• Task instructions:
Please filter the listing for the string "files" and copy each matching line.

• Exercise inputs:
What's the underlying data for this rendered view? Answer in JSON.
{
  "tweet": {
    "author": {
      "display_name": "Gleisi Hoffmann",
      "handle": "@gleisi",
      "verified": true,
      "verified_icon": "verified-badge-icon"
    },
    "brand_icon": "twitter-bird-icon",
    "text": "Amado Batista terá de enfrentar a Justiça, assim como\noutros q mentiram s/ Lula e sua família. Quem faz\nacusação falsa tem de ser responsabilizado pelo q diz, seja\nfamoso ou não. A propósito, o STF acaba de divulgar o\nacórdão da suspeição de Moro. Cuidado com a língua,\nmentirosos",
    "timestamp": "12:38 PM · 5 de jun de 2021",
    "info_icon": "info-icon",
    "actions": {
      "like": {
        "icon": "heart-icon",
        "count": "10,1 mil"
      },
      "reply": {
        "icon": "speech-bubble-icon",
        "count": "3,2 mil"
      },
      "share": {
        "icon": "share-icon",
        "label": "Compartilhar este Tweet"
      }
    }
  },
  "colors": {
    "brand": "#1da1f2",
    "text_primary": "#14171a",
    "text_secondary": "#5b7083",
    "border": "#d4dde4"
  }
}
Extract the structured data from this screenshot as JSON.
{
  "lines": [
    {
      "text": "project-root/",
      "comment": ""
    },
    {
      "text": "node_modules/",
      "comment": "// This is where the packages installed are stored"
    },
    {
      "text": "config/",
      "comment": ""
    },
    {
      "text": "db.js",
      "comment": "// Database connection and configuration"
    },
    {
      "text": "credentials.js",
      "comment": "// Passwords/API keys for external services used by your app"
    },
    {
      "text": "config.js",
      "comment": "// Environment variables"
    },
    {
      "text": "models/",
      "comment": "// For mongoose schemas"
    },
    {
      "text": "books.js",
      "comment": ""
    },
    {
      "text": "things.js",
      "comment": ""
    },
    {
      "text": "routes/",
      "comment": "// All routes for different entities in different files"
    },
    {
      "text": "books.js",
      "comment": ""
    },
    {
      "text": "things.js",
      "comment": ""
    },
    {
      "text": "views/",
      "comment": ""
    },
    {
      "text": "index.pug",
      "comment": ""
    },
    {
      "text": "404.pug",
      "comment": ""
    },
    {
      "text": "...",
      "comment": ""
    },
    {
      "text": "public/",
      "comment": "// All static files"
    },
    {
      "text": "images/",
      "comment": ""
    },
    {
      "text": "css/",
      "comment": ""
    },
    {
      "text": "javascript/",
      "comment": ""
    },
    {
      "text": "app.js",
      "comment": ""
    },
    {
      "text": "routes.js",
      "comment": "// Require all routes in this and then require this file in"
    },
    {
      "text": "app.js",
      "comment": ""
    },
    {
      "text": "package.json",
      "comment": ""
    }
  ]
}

• Output of the task:
      "comment": "// All routes for different entities in different files"
      "comment": "// All static files"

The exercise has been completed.